Having AIDS was like a big banner that said “this man has probably had sex with other men.” Religious people did (and still do) see the illness as a punishment from God for homosexuality. It is curious that God wasn’t powerful or smart enough to keep hemophiliacs receiving blood transfusions or infants born to AIDS patients from contracting the disease. But who said God was omnipotent and omniscient anyway?
AIDS inflicted a badge of shame from which it has taken time to recover. But pride is not just a reversal of shame. It is also the sense that one’s life experiences are worthy of social discussion. When I married my husband, I told all of my friends in advance and celebrated with a big party called a wedding. People gave us advice, and we went looking for wedding-related things as vendors congratulated us. What we felt was more than the absence of shame. We felt pride, pride in being part of the community of families. The pride was not of the sort that one feels in achieving something, but it was pride nonetheless. Being able to chat unselfconsciously with people—strangers and friends alike—was something I could take for granted. The gay pride movement was about extending that unselfconscious openness to LGBTQIA+ folks.
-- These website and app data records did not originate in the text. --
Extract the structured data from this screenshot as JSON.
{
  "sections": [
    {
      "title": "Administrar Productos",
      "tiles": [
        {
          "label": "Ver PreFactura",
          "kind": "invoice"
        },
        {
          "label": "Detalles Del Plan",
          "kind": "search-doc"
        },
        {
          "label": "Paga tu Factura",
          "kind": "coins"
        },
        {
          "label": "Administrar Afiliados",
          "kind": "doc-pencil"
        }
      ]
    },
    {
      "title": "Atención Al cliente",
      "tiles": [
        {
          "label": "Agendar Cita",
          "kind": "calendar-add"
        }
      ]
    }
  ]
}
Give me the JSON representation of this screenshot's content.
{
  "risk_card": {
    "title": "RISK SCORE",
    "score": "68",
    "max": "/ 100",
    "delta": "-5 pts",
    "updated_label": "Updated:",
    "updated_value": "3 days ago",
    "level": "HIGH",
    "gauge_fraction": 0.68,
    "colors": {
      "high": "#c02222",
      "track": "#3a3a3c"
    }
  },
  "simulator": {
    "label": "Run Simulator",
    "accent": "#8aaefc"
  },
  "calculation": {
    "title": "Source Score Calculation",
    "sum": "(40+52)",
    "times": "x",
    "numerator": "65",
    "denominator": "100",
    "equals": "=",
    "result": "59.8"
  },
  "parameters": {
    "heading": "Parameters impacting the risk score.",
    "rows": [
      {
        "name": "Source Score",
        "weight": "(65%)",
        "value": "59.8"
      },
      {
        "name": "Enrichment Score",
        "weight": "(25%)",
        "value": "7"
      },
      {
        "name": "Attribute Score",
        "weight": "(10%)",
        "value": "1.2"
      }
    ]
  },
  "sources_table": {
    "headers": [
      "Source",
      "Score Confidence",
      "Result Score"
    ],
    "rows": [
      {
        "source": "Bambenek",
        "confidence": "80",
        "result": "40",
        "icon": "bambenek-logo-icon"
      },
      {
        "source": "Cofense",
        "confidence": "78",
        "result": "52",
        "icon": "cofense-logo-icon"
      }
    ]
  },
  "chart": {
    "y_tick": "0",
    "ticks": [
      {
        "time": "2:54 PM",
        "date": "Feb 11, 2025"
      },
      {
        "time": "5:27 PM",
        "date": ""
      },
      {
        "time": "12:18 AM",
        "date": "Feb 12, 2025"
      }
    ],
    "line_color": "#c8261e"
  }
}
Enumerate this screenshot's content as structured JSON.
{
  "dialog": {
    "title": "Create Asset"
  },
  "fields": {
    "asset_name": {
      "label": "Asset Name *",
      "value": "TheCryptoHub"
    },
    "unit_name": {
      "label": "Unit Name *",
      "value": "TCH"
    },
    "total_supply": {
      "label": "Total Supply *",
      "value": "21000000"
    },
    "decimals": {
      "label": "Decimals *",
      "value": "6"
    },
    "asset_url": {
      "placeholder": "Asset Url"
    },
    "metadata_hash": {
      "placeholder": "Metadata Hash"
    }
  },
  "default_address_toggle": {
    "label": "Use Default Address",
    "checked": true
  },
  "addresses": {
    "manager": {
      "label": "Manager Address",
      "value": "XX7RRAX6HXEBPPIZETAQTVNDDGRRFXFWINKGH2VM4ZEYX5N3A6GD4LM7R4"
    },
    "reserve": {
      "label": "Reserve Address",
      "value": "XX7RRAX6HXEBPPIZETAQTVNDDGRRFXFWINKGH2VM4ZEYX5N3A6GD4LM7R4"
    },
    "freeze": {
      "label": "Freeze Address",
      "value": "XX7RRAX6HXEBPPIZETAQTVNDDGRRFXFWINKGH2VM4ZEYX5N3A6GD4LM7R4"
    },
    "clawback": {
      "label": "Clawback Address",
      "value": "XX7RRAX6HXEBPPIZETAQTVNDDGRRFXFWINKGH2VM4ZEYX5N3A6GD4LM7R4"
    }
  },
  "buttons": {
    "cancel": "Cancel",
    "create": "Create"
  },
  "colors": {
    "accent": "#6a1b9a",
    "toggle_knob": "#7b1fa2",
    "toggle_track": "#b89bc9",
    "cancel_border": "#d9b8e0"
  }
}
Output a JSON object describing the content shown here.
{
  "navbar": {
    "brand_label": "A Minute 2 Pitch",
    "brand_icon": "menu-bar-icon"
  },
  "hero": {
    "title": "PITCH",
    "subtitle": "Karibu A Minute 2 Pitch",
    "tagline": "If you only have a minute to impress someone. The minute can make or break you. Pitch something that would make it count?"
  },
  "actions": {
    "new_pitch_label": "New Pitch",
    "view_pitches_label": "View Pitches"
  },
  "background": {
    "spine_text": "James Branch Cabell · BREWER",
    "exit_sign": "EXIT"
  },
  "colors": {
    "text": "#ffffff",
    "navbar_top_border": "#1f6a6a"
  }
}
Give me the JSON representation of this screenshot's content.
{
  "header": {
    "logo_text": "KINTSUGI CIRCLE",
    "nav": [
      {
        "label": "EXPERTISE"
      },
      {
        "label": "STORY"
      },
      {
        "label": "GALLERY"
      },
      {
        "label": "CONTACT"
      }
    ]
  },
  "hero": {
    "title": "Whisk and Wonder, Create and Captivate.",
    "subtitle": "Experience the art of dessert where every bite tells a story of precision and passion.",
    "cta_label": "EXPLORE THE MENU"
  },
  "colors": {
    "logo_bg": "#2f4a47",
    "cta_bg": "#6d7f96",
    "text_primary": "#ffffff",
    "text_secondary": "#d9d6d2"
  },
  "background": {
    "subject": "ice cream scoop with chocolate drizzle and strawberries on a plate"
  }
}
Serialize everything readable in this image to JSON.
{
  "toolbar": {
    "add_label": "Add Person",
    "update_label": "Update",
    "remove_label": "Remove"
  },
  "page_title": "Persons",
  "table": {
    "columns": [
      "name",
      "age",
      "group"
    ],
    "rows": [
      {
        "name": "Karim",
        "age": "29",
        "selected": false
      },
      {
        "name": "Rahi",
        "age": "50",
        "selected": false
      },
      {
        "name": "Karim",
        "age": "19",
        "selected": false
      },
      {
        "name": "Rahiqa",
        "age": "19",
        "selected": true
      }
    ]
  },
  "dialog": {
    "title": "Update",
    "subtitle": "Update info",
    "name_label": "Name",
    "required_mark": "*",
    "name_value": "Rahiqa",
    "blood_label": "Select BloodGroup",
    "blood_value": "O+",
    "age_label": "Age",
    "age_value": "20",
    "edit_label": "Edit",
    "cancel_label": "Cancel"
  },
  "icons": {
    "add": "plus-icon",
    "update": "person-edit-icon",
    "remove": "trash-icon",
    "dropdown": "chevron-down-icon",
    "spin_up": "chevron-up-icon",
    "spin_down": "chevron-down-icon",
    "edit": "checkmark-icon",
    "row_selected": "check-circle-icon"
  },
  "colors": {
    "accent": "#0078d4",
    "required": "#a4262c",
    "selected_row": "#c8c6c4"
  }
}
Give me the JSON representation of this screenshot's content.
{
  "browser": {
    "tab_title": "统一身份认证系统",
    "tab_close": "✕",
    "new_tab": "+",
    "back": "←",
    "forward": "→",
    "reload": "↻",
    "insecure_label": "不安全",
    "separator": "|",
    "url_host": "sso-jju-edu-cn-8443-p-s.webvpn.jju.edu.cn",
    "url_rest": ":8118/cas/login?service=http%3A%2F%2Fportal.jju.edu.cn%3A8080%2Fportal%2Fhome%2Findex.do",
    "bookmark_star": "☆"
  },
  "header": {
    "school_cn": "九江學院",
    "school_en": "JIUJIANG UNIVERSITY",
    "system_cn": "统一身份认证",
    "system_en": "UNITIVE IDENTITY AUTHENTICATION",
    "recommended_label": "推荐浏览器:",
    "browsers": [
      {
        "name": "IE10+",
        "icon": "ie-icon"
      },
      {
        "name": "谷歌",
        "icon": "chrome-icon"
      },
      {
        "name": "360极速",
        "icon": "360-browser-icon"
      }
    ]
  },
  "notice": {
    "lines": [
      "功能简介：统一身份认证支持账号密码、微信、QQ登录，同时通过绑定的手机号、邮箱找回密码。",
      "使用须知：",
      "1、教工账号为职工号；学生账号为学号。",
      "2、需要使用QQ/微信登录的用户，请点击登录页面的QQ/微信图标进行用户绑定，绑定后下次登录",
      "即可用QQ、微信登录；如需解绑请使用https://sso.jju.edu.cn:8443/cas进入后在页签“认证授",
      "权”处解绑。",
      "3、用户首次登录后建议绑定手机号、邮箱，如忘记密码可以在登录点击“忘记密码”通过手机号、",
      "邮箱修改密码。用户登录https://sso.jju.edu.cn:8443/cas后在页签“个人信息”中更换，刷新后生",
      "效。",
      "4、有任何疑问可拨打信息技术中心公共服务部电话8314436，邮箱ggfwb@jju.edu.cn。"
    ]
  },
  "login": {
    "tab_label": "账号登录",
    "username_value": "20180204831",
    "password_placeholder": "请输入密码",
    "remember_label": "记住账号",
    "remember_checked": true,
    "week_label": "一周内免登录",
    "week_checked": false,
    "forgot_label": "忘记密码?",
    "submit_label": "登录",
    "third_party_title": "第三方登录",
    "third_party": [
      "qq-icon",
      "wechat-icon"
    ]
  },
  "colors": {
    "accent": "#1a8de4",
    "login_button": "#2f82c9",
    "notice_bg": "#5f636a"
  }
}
What strongly unites the ideas of gay pride and abortion pride are the reality that the groups that both represent have faced society’s sex-related shaming practices. Gay people once had to hide their true sexual orientation or risk arrest, psychiatric diagnosis, or worse. Women trying to end their pregnancies face a stigma that very much comes from their attempts to escape the “natural” punishment for illicit sexual contact.
Beyond the shame that pride helps to overcome, it is also true that our sexual relationships and our decisions about having or choosing not to have children are the sorts of things we all feel a desire to talk about. We want to tell our friends and family about the person we are dating, no matter what that person’s gender identity or sexual orientation (or our own) might be. To announce, “this is my partner” and have people look at the floor or change the subject is devastating.
On abortion, people who have been through the experience want to be able to say so and to describe what it was like—painful, scary, easy, a relief, or whatever—without attracting judgment, without having to wear the scarlet “A.” As social creatures, most of us need to share our experiences, both positive and negative, with others who will empathize, laugh with us, cry with us, and understand.
If people who have had an abortion keep their mouths shut and speak of it only on a “need to know” basis, they will continue to feel alone, stigmatized, unheard, and misunderstood. They will inevitably find themselves an audience to ignorant people issuing moral nonsense on the subject and wonder whether anyone they know has also been through this experience.
Support groups, for LGBTQIA+ and for people who have had an abortion, can offer some solace. But abortion pride, like gay pride, can reduce the need for specially designated support groups. Learning just how crowded our world is with people just like you is liberating. Being “out and proud” means knowing that whoever you are is okay and makes you just like so many others. Though “safe, legal, and rare” may make sense as an aspiration, its message is an unwelcome one, well left in the trash bin of slogans. Abortion is here, don’t fear, get used to it.